February 2014

A monthly means to inform and inspire our TEAM

February 2014
Vol. 5, No. 2


Pedigree showing 4 generations where two family members were diagnosed with BL (one from the 2nd generation and one from the 4th generation). Additional genetic testing confirmed the blood relationship of all family members. Further whole exome sequencing of the two family members with BL and two of their direct-blood relatives may reveal genetic evidence for BL susceptibility.

Click to enlarge.

Good research spawns more research, as new questions are defined. The EMBLEM Study has already brought into focus the question of the contribution of genetics to the causation of Burkitt Lymphoma (BL). Though most cases of BL occur sporadically (one affected child in a family with no history of BL), 15 families that have multiple BL cases have been spotted in Tanzania. Sometimes these have occurred in full siblings and sometimes over a generation or two (as in uncle and nephew). This suggests genetic susceptibility.

In June 2013, Nicholas Hu, an EMBLEM intern, tested the feasibility of mapping families with multiple BL cases using modern GPS technology (Nicholas HU). In the same year, EMBLEM initiated collaboration with investigators in the U.S. to study these multiple BL case families. Samples from eight subjects from a trans-generational family (see pedigree above) have been genotyped and the genetic relationships were confirmed using Mendelian checks.  Samples from four family members, including two BL cases, are undergoing whole exome sequencing. These studies represent small but landmark steps in understanding the genetic basis of BL in Africa.
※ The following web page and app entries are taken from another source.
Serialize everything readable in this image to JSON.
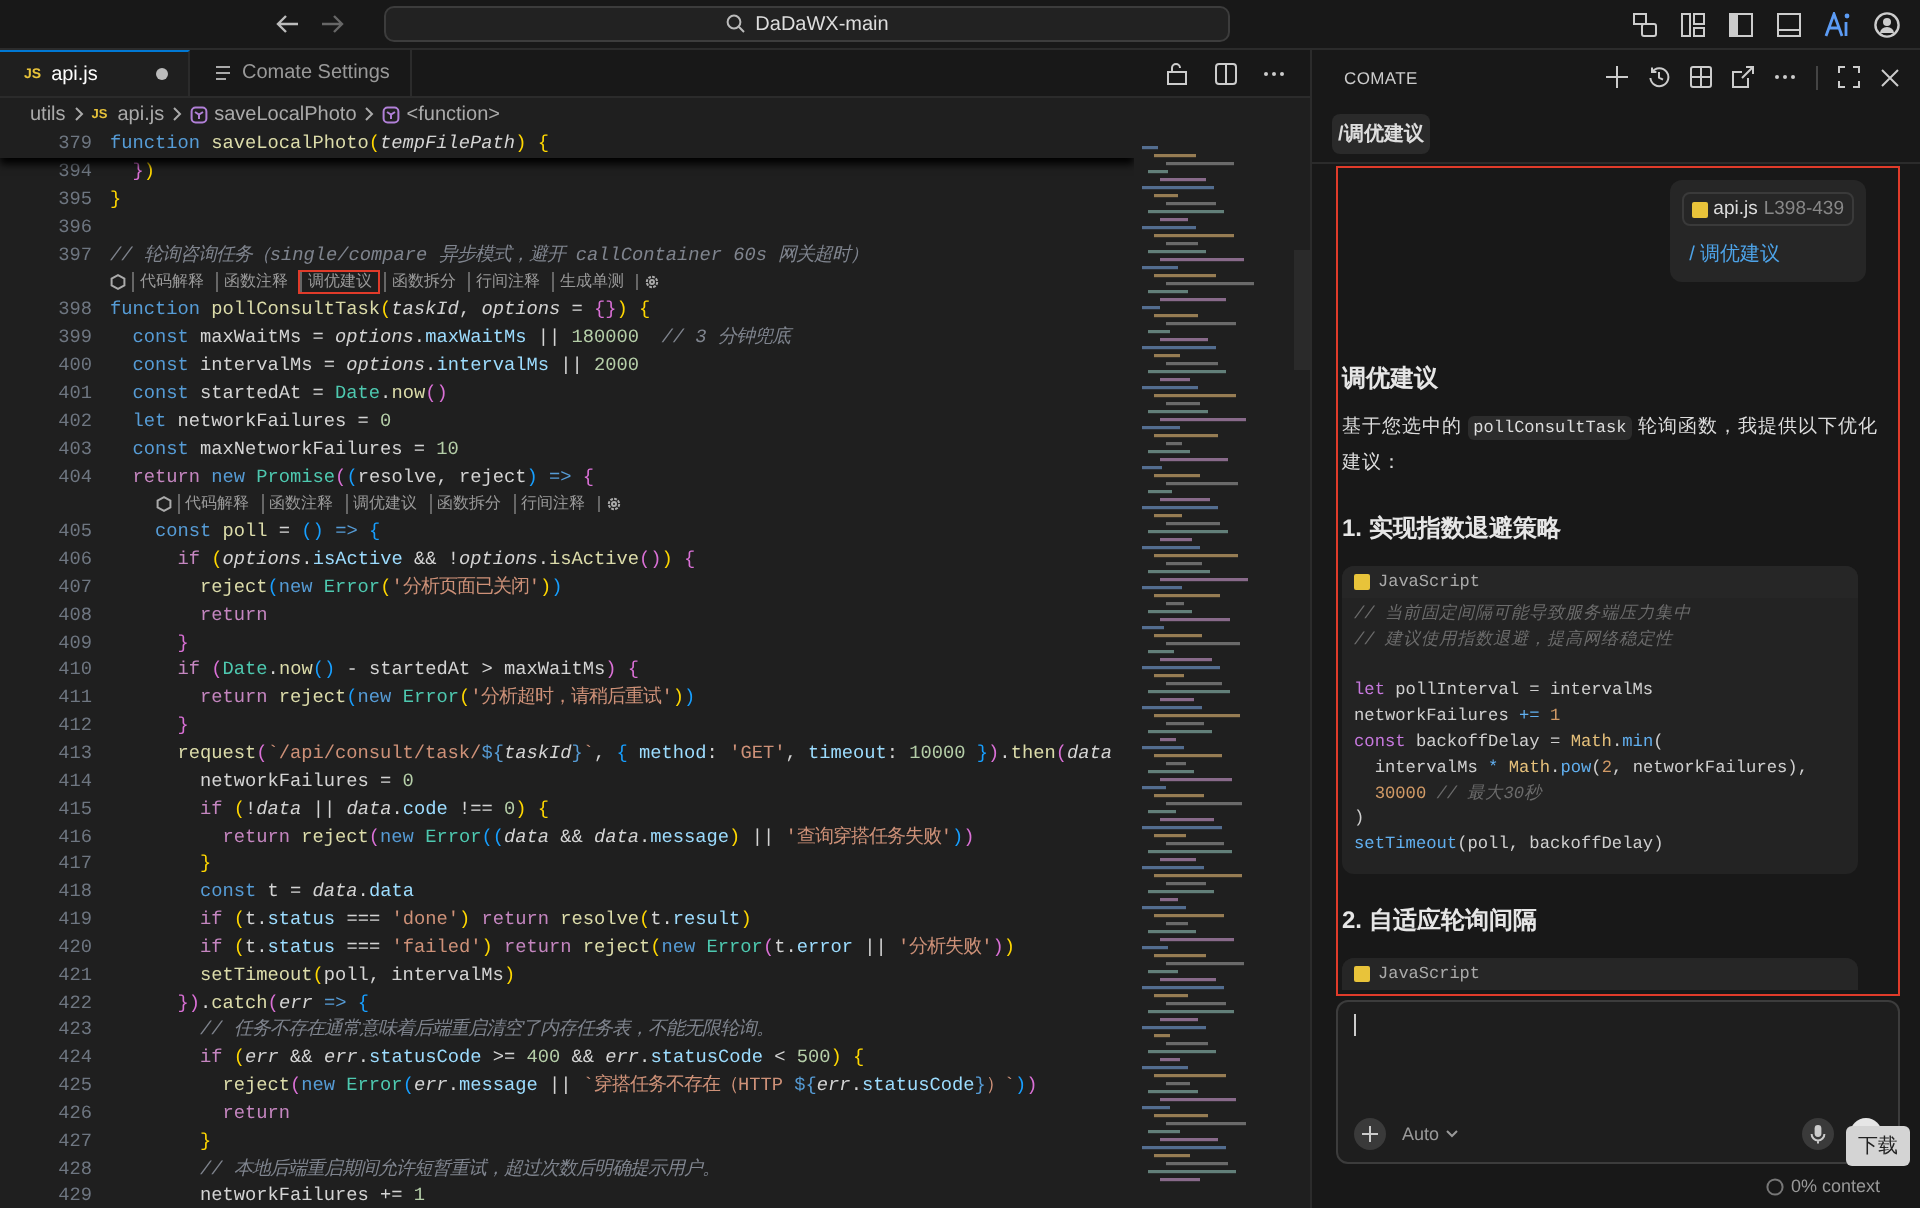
{
  "search": {
    "value": "DaDaWX-main"
  },
  "tabs": [
    {
      "label": "api.js",
      "kind": "file",
      "badge": "JS",
      "modified": true,
      "selected": true
    },
    {
      "label": "Comate Settings",
      "kind": "settings",
      "modified": false,
      "selected": false
    }
  ],
  "breadcrumb": [
    {
      "label": "utils",
      "kind": "folder"
    },
    {
      "label": "api.js",
      "kind": "file",
      "badge": "JS"
    },
    {
      "label": "saveLocalPhoto",
      "kind": "symbol"
    },
    {
      "label": "<function>",
      "kind": "symbol"
    }
  ],
  "sticky_line": {
    "number": "379",
    "tokens": [
      {
        "kind": "kw",
        "t": "function "
      },
      {
        "kind": "fn",
        "t": "saveLocalPhoto"
      },
      {
        "kind": "y",
        "t": "("
      },
      {
        "kind": "it",
        "t": "tempFilePath"
      },
      {
        "kind": "y",
        "t": ") "
      },
      {
        "kind": "y",
        "t": "{"
      }
    ]
  },
  "lines": [
    {
      "kind": "code",
      "number": "394",
      "tokens": [
        {
          "kind": "m",
          "t": "  }"
        },
        {
          "kind": "y",
          "t": ")"
        }
      ]
    },
    {
      "kind": "code",
      "number": "395",
      "tokens": [
        {
          "kind": "y",
          "t": "}"
        }
      ]
    },
    {
      "kind": "code",
      "number": "396"
    },
    {
      "kind": "code",
      "number": "397",
      "tokens": [
        {
          "kind": "c",
          "t": "// 轮询咨询任务（single/compare 异步模式，避开 callContainer 60s 网关超时）"
        }
      ]
    },
    {
      "kind": "lens",
      "indented": false,
      "items": [
        {
          "label": "代码解释",
          "highlighted": false
        },
        {
          "label": "函数注释",
          "highlighted": false
        },
        {
          "label": "调优建议",
          "highlighted": true
        },
        {
          "label": "函数拆分",
          "highlighted": false
        },
        {
          "label": "行间注释",
          "highlighted": false
        },
        {
          "label": "生成单测",
          "highlighted": false
        }
      ]
    },
    {
      "kind": "code",
      "number": "398",
      "tokens": [
        {
          "kind": "kw",
          "t": "function "
        },
        {
          "kind": "fn",
          "t": "pollConsultTask"
        },
        {
          "kind": "y",
          "t": "("
        },
        {
          "kind": "it",
          "t": "taskId"
        },
        {
          "kind": "p",
          "t": ", "
        },
        {
          "kind": "it",
          "t": "options"
        },
        {
          "kind": "p",
          "t": " = "
        },
        {
          "kind": "m",
          "t": "{}"
        },
        {
          "kind": "y",
          "t": ") "
        },
        {
          "kind": "y",
          "t": "{"
        }
      ]
    },
    {
      "kind": "code",
      "number": "399",
      "tokens": [
        {
          "kind": "kw",
          "t": "  const "
        },
        {
          "kind": "p",
          "t": "maxWaitMs = "
        },
        {
          "kind": "it",
          "t": "options"
        },
        {
          "kind": "p",
          "t": "."
        },
        {
          "kind": "pr",
          "t": "maxWaitMs"
        },
        {
          "kind": "p",
          "t": " || "
        },
        {
          "kind": "n",
          "t": "180000  "
        },
        {
          "kind": "c",
          "t": "// 3 分钟兜底"
        }
      ]
    },
    {
      "kind": "code",
      "number": "400",
      "tokens": [
        {
          "kind": "kw",
          "t": "  const "
        },
        {
          "kind": "p",
          "t": "intervalMs = "
        },
        {
          "kind": "it",
          "t": "options"
        },
        {
          "kind": "p",
          "t": "."
        },
        {
          "kind": "pr",
          "t": "intervalMs"
        },
        {
          "kind": "p",
          "t": " || "
        },
        {
          "kind": "n",
          "t": "2000"
        }
      ]
    },
    {
      "kind": "code",
      "number": "401",
      "tokens": [
        {
          "kind": "kw",
          "t": "  const "
        },
        {
          "kind": "p",
          "t": "startedAt = "
        },
        {
          "kind": "cl",
          "t": "Date"
        },
        {
          "kind": "p",
          "t": "."
        },
        {
          "kind": "fn",
          "t": "now"
        },
        {
          "kind": "m",
          "t": "()"
        }
      ]
    },
    {
      "kind": "code",
      "number": "402",
      "tokens": [
        {
          "kind": "kw",
          "t": "  let "
        },
        {
          "kind": "p",
          "t": "networkFailures = "
        },
        {
          "kind": "n",
          "t": "0"
        }
      ]
    },
    {
      "kind": "code",
      "number": "403",
      "tokens": [
        {
          "kind": "kw",
          "t": "  const "
        },
        {
          "kind": "p",
          "t": "maxNetworkFailures = "
        },
        {
          "kind": "n",
          "t": "10"
        }
      ]
    },
    {
      "kind": "code",
      "number": "404",
      "tokens": [
        {
          "kind": "ct",
          "t": "  return "
        },
        {
          "kind": "kw",
          "t": "new "
        },
        {
          "kind": "cl",
          "t": "Promise"
        },
        {
          "kind": "m",
          "t": "("
        },
        {
          "kind": "b",
          "t": "("
        },
        {
          "kind": "p",
          "t": "resolve, reject"
        },
        {
          "kind": "b",
          "t": ") "
        },
        {
          "kind": "kw",
          "t": "=> "
        },
        {
          "kind": "m",
          "t": "{"
        }
      ]
    },
    {
      "kind": "lens",
      "indented": true,
      "items": [
        {
          "label": "代码解释",
          "highlighted": false
        },
        {
          "label": "函数注释",
          "highlighted": false
        },
        {
          "label": "调优建议",
          "highlighted": false
        },
        {
          "label": "函数拆分",
          "highlighted": false
        },
        {
          "label": "行间注释",
          "highlighted": false
        }
      ]
    },
    {
      "kind": "code",
      "number": "405",
      "tokens": [
        {
          "kind": "kw",
          "t": "    const "
        },
        {
          "kind": "fn",
          "t": "poll"
        },
        {
          "kind": "p",
          "t": " = "
        },
        {
          "kind": "b",
          "t": "() "
        },
        {
          "kind": "kw",
          "t": "=> "
        },
        {
          "kind": "b",
          "t": "{"
        }
      ]
    },
    {
      "kind": "code",
      "number": "406",
      "tokens": [
        {
          "kind": "ct",
          "t": "      if "
        },
        {
          "kind": "y",
          "t": "("
        },
        {
          "kind": "it",
          "t": "options"
        },
        {
          "kind": "p",
          "t": "."
        },
        {
          "kind": "pr",
          "t": "isActive"
        },
        {
          "kind": "p",
          "t": " && !"
        },
        {
          "kind": "it",
          "t": "options"
        },
        {
          "kind": "p",
          "t": "."
        },
        {
          "kind": "fn",
          "t": "isActive"
        },
        {
          "kind": "m",
          "t": "()"
        },
        {
          "kind": "y",
          "t": ") "
        },
        {
          "kind": "m",
          "t": "{"
        }
      ]
    },
    {
      "kind": "code",
      "number": "407",
      "tokens": [
        {
          "kind": "fn",
          "t": "        reject"
        },
        {
          "kind": "b",
          "t": "("
        },
        {
          "kind": "kw",
          "t": "new "
        },
        {
          "kind": "cl",
          "t": "Error"
        },
        {
          "kind": "y",
          "t": "("
        },
        {
          "kind": "s",
          "t": "'分析页面已关闭'"
        },
        {
          "kind": "y",
          "t": ")"
        },
        {
          "kind": "b",
          "t": ")"
        }
      ]
    },
    {
      "kind": "code",
      "number": "408",
      "tokens": [
        {
          "kind": "ct",
          "t": "        return"
        }
      ]
    },
    {
      "kind": "code",
      "number": "409",
      "tokens": [
        {
          "kind": "m",
          "t": "      }"
        }
      ]
    },
    {
      "kind": "code",
      "number": "410",
      "tokens": [
        {
          "kind": "ct",
          "t": "      if "
        },
        {
          "kind": "m",
          "t": "("
        },
        {
          "kind": "cl",
          "t": "Date"
        },
        {
          "kind": "p",
          "t": "."
        },
        {
          "kind": "fn",
          "t": "now"
        },
        {
          "kind": "b",
          "t": "()"
        },
        {
          "kind": "p",
          "t": " - startedAt > maxWaitMs"
        },
        {
          "kind": "m",
          "t": ") "
        },
        {
          "kind": "m",
          "t": "{"
        }
      ]
    },
    {
      "kind": "code",
      "number": "411",
      "tokens": [
        {
          "kind": "ct",
          "t": "        return "
        },
        {
          "kind": "fn",
          "t": "reject"
        },
        {
          "kind": "b",
          "t": "("
        },
        {
          "kind": "kw",
          "t": "new "
        },
        {
          "kind": "cl",
          "t": "Error"
        },
        {
          "kind": "y",
          "t": "("
        },
        {
          "kind": "s",
          "t": "'分析超时，请稍后重试'"
        },
        {
          "kind": "y",
          "t": ")"
        },
        {
          "kind": "b",
          "t": ")"
        }
      ]
    },
    {
      "kind": "code",
      "number": "412",
      "tokens": [
        {
          "kind": "m",
          "t": "      }"
        }
      ]
    },
    {
      "kind": "code",
      "number": "413",
      "tokens": [
        {
          "kind": "fn",
          "t": "      request"
        },
        {
          "kind": "m",
          "t": "("
        },
        {
          "kind": "s",
          "t": "`/api/consult/task/"
        },
        {
          "kind": "kw",
          "t": "${"
        },
        {
          "kind": "it",
          "t": "taskId"
        },
        {
          "kind": "kw",
          "t": "}"
        },
        {
          "kind": "s",
          "t": "`"
        },
        {
          "kind": "p",
          "t": ", "
        },
        {
          "kind": "b",
          "t": "{ "
        },
        {
          "kind": "pr",
          "t": "method"
        },
        {
          "kind": "p",
          "t": ": "
        },
        {
          "kind": "s",
          "t": "'GET'"
        },
        {
          "kind": "p",
          "t": ", "
        },
        {
          "kind": "pr",
          "t": "timeout"
        },
        {
          "kind": "p",
          "t": ": "
        },
        {
          "kind": "n",
          "t": "10000"
        },
        {
          "kind": "b",
          "t": " }"
        },
        {
          "kind": "m",
          "t": ")"
        },
        {
          "kind": "p",
          "t": "."
        },
        {
          "kind": "fn",
          "t": "then"
        },
        {
          "kind": "m",
          "t": "("
        },
        {
          "kind": "it",
          "t": "data"
        }
      ]
    },
    {
      "kind": "code",
      "number": "414",
      "tokens": [
        {
          "kind": "p",
          "t": "        networkFailures = "
        },
        {
          "kind": "n",
          "t": "0"
        }
      ]
    },
    {
      "kind": "code",
      "number": "415",
      "tokens": [
        {
          "kind": "ct",
          "t": "        if "
        },
        {
          "kind": "y",
          "t": "("
        },
        {
          "kind": "p",
          "t": "!"
        },
        {
          "kind": "it",
          "t": "data"
        },
        {
          "kind": "p",
          "t": " || "
        },
        {
          "kind": "it",
          "t": "data"
        },
        {
          "kind": "p",
          "t": "."
        },
        {
          "kind": "pr",
          "t": "code"
        },
        {
          "kind": "p",
          "t": " !== "
        },
        {
          "kind": "n",
          "t": "0"
        },
        {
          "kind": "y",
          "t": ") "
        },
        {
          "kind": "y",
          "t": "{"
        }
      ]
    },
    {
      "kind": "code",
      "number": "416",
      "tokens": [
        {
          "kind": "ct",
          "t": "          return "
        },
        {
          "kind": "fn",
          "t": "reject"
        },
        {
          "kind": "m",
          "t": "("
        },
        {
          "kind": "kw",
          "t": "new "
        },
        {
          "kind": "cl",
          "t": "Error"
        },
        {
          "kind": "b",
          "t": "(("
        },
        {
          "kind": "it",
          "t": "data"
        },
        {
          "kind": "p",
          "t": " && "
        },
        {
          "kind": "it",
          "t": "data"
        },
        {
          "kind": "p",
          "t": "."
        },
        {
          "kind": "pr",
          "t": "message"
        },
        {
          "kind": "y",
          "t": ")"
        },
        {
          "kind": "p",
          "t": " || "
        },
        {
          "kind": "s",
          "t": "'查询穿搭任务失败'"
        },
        {
          "kind": "b",
          "t": ")"
        },
        {
          "kind": "m",
          "t": ")"
        }
      ]
    },
    {
      "kind": "code",
      "number": "417",
      "tokens": [
        {
          "kind": "y",
          "t": "        }"
        }
      ]
    },
    {
      "kind": "code",
      "number": "418",
      "tokens": [
        {
          "kind": "kw",
          "t": "        const "
        },
        {
          "kind": "p",
          "t": "t = "
        },
        {
          "kind": "it",
          "t": "data"
        },
        {
          "kind": "p",
          "t": "."
        },
        {
          "kind": "pr",
          "t": "data"
        }
      ]
    },
    {
      "kind": "code",
      "number": "419",
      "tokens": [
        {
          "kind": "ct",
          "t": "        if "
        },
        {
          "kind": "y",
          "t": "("
        },
        {
          "kind": "p",
          "t": "t."
        },
        {
          "kind": "pr",
          "t": "status"
        },
        {
          "kind": "p",
          "t": " === "
        },
        {
          "kind": "s",
          "t": "'done'"
        },
        {
          "kind": "y",
          "t": ") "
        },
        {
          "kind": "ct",
          "t": "return "
        },
        {
          "kind": "fn",
          "t": "resolve"
        },
        {
          "kind": "y",
          "t": "("
        },
        {
          "kind": "p",
          "t": "t."
        },
        {
          "kind": "pr",
          "t": "result"
        },
        {
          "kind": "y",
          "t": ")"
        }
      ]
    },
    {
      "kind": "code",
      "number": "420",
      "tokens": [
        {
          "kind": "ct",
          "t": "        if "
        },
        {
          "kind": "y",
          "t": "("
        },
        {
          "kind": "p",
          "t": "t."
        },
        {
          "kind": "pr",
          "t": "status"
        },
        {
          "kind": "p",
          "t": " === "
        },
        {
          "kind": "s",
          "t": "'failed'"
        },
        {
          "kind": "y",
          "t": ") "
        },
        {
          "kind": "ct",
          "t": "return "
        },
        {
          "kind": "fn",
          "t": "reject"
        },
        {
          "kind": "y",
          "t": "("
        },
        {
          "kind": "kw",
          "t": "new "
        },
        {
          "kind": "cl",
          "t": "Error"
        },
        {
          "kind": "m",
          "t": "("
        },
        {
          "kind": "p",
          "t": "t."
        },
        {
          "kind": "pr",
          "t": "error"
        },
        {
          "kind": "p",
          "t": " || "
        },
        {
          "kind": "s",
          "t": "'分析失败'"
        },
        {
          "kind": "m",
          "t": ")"
        },
        {
          "kind": "y",
          "t": ")"
        }
      ]
    },
    {
      "kind": "code",
      "number": "421",
      "tokens": [
        {
          "kind": "fn",
          "t": "        setTimeout"
        },
        {
          "kind": "y",
          "t": "("
        },
        {
          "kind": "p",
          "t": "poll, intervalMs"
        },
        {
          "kind": "y",
          "t": ")"
        }
      ]
    },
    {
      "kind": "code",
      "number": "422",
      "tokens": [
        {
          "kind": "m",
          "t": "      })"
        },
        {
          "kind": "p",
          "t": "."
        },
        {
          "kind": "fn",
          "t": "catch"
        },
        {
          "kind": "m",
          "t": "("
        },
        {
          "kind": "it",
          "t": "err "
        },
        {
          "kind": "kw",
          "t": "=> "
        },
        {
          "kind": "b",
          "t": "{"
        }
      ]
    },
    {
      "kind": "code",
      "number": "423",
      "tokens": [
        {
          "kind": "c",
          "t": "        // 任务不存在通常意味着后端重启清空了内存任务表，不能无限轮询。"
        }
      ]
    },
    {
      "kind": "code",
      "number": "424",
      "tokens": [
        {
          "kind": "ct",
          "t": "        if "
        },
        {
          "kind": "y",
          "t": "("
        },
        {
          "kind": "it",
          "t": "err"
        },
        {
          "kind": "p",
          "t": " && "
        },
        {
          "kind": "it",
          "t": "err"
        },
        {
          "kind": "p",
          "t": "."
        },
        {
          "kind": "pr",
          "t": "statusCode"
        },
        {
          "kind": "p",
          "t": " >= "
        },
        {
          "kind": "n",
          "t": "400"
        },
        {
          "kind": "p",
          "t": " && "
        },
        {
          "kind": "it",
          "t": "err"
        },
        {
          "kind": "p",
          "t": "."
        },
        {
          "kind": "pr",
          "t": "statusCode"
        },
        {
          "kind": "p",
          "t": " < "
        },
        {
          "kind": "n",
          "t": "500"
        },
        {
          "kind": "y",
          "t": ") "
        },
        {
          "kind": "y",
          "t": "{"
        }
      ]
    },
    {
      "kind": "code",
      "number": "425",
      "tokens": [
        {
          "kind": "fn",
          "t": "          reject"
        },
        {
          "kind": "m",
          "t": "("
        },
        {
          "kind": "kw",
          "t": "new "
        },
        {
          "kind": "cl",
          "t": "Error"
        },
        {
          "kind": "b",
          "t": "("
        },
        {
          "kind": "it",
          "t": "err"
        },
        {
          "kind": "p",
          "t": "."
        },
        {
          "kind": "pr",
          "t": "message"
        },
        {
          "kind": "p",
          "t": " || "
        },
        {
          "kind": "s",
          "t": "`穿搭任务不存在（HTTP "
        },
        {
          "kind": "kw",
          "t": "${"
        },
        {
          "kind": "it",
          "t": "err"
        },
        {
          "kind": "p",
          "t": "."
        },
        {
          "kind": "pr",
          "t": "statusCode"
        },
        {
          "kind": "kw",
          "t": "}"
        },
        {
          "kind": "s",
          "t": "）`"
        },
        {
          "kind": "b",
          "t": ")"
        },
        {
          "kind": "m",
          "t": ")"
        }
      ]
    },
    {
      "kind": "code",
      "number": "426",
      "tokens": [
        {
          "kind": "ct",
          "t": "          return"
        }
      ]
    },
    {
      "kind": "code",
      "number": "427",
      "tokens": [
        {
          "kind": "y",
          "t": "        }"
        }
      ]
    },
    {
      "kind": "code",
      "number": "428",
      "tokens": [
        {
          "kind": "c",
          "t": "        // 本地后端重启期间允许短暂重试，超过次数后明确提示用户。"
        }
      ]
    },
    {
      "kind": "code",
      "number": "429",
      "tokens": [
        {
          "kind": "p",
          "t": "        networkFailures += "
        },
        {
          "kind": "n",
          "t": "1"
        }
      ]
    }
  ],
  "panel": {
    "title": "COMATE",
    "command_chip": "/调优建议",
    "highlighted": true,
    "request": {
      "file": "api.js",
      "range": "L398-439",
      "command": "/ 调优建议"
    },
    "blocks": [
      {
        "kind": "heading",
        "text": "调优建议"
      },
      {
        "kind": "paragraph",
        "parts": [
          {
            "kind": "text",
            "t": "基于您选中的 "
          },
          {
            "kind": "code",
            "t": "pollConsultTask"
          },
          {
            "kind": "text",
            "t": " 轮询函数，我提供以下优化建议："
          }
        ]
      },
      {
        "kind": "subheading",
        "text": "1. 实现指数退避策略"
      },
      {
        "kind": "code",
        "language": "JavaScript",
        "lines": [
          {
            "tokens": [
              {
                "kind": "c",
                "t": "// 当前固定间隔可能导致服务端压力集中"
              }
            ]
          },
          {
            "tokens": [
              {
                "kind": "c",
                "t": "// 建议使用指数退避，提高网络稳定性"
              }
            ]
          },
          {
            "kind": "blank"
          },
          {
            "tokens": [
              {
                "kind": "kw",
                "t": "let "
              },
              {
                "kind": "p",
                "t": "pollInterval = intervalMs"
              }
            ]
          },
          {
            "tokens": [
              {
                "kind": "p",
                "t": "networkFailures "
              },
              {
                "kind": "op",
                "t": "+= "
              },
              {
                "kind": "n",
                "t": "1"
              }
            ]
          },
          {
            "tokens": [
              {
                "kind": "kw",
                "t": "const "
              },
              {
                "kind": "p",
                "t": "backoffDelay = "
              },
              {
                "kind": "cl",
                "t": "Math"
              },
              {
                "kind": "p",
                "t": "."
              },
              {
                "kind": "fn",
                "t": "min"
              },
              {
                "kind": "p",
                "t": "("
              }
            ]
          },
          {
            "tokens": [
              {
                "kind": "p",
                "t": "  intervalMs "
              },
              {
                "kind": "op",
                "t": "* "
              },
              {
                "kind": "cl",
                "t": "Math"
              },
              {
                "kind": "p",
                "t": "."
              },
              {
                "kind": "fn",
                "t": "pow"
              },
              {
                "kind": "p",
                "t": "("
              },
              {
                "kind": "n",
                "t": "2"
              },
              {
                "kind": "p",
                "t": ", networkFailures),"
              }
            ]
          },
          {
            "tokens": [
              {
                "kind": "n",
                "t": "  30000 "
              },
              {
                "kind": "c",
                "t": "// 最大30秒"
              }
            ]
          },
          {
            "tokens": [
              {
                "kind": "p",
                "t": ")"
              }
            ]
          },
          {
            "tokens": [
              {
                "kind": "fn",
                "t": "setTimeout"
              },
              {
                "kind": "p",
                "t": "(poll, backoffDelay)"
              }
            ]
          }
        ]
      },
      {
        "kind": "subheading",
        "text": "2. 自适应轮询间隔"
      },
      {
        "kind": "code",
        "language": "JavaScript"
      }
    ]
  },
  "input": {
    "mode": "Auto",
    "tooltip": "下载",
    "context": "0% context"
  }
}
Esther Kawira, Editor


In Uganda, 475 (300 males, 175 females) potential cases have been spotted. Of these, 269 were eligible and 248 (154 males and 94 females) were enrolled.

A third clinician training was held in Lira for 23 health workers from the Lango sub-region to sensitize local health workers about BL. Mobile phone text messaging with BL messages has been initiated to complement this effort.

Enrollment of controls from the 12 pilot villages was completed, paving way for methodological studies about the most valid method for control selection.

Dr Kawuma administering a questionnaire

Dr Kawuma administering a questionnaire

Dr Tobias at the clinician's training.

Dr Tobias at the clinician's training


In Kenya, 315 (200 males, 115 females) potential cases have been spotted. Of these, 126 were eligible and 115 (80 males and 35 females) were enrolled.

BL health awareness meetings were held at district hospitals in Rongo and Uriri Districts and at the Sony Sugar Health Center. Altogether, 95 health workers were sensitized. The immediate outcomes of these meetings were seven case referrals, including two cases from the districts covered by the talks. Similar to Uganda, a mobile phone text messaging health education component has been introduced, and five of the cases were from individuals who received a text message.

EMBLEM welcomed a new hospital administration at Homa Bay Hospital with a pledge to work with them as well as with the outgoing administration.


In Tanzania, 333 (187 males and 146 females) potential cases have been spotted. Of these, 78 were eligible and 74 (44 males and 30 females) have been enrolled in the study.

The Tanzanian team is reviewing reasons for continuing low case accrual relative to the numbers projected from historical case accrual (see graph below). The reasons include an actual decline in the number of cases due to concomitant decrease in prevalence of causal factors (not apparent in Uganda or Kenya) or missing of cases due to non-referral. Mr. Colin Chao, the new EMBLEM Senior Technical Supervisor, travelled to Arusha to meet Dr. Mbulaiteye, the EMBLEM PI at NCI, for a planning meeting. In general, it was agreed that case spotting and referral activities should be streamlined before control enrollment is initiated.


EMBLEM monitors actual BL accrual rates against historical rates averaged over 10 years before EMBLEM commenced. The graph below shows trends from February through January 2014. Uganda actual accrual rates are close to or catching up to historical rates. In Tanzania, actual rates lag behind historical rates. In Kenya, actual rates in Webuye catchment area have overtaken the historical rates, suggesting that cases previously missed in that region are now being diagnosed. Rates in Homa Bay catchment area lag behind historical rates.

Monitoring actual versus historical accrual rates helps the EMBLEM teams to review and adjust their fieldwork strategies.

Click to enlarge.

EMBLEM Newsletter is a monthly on-line publication based on contributions of the EMBLEM Study staff.
Editor: Dr. Esther Kawira
Reporters: EMBLEM Uganda – Esther Birungi; EMBLEM Kenya – Pam Akinyi Were; EMBLEM Tanzania – Josiah Magatti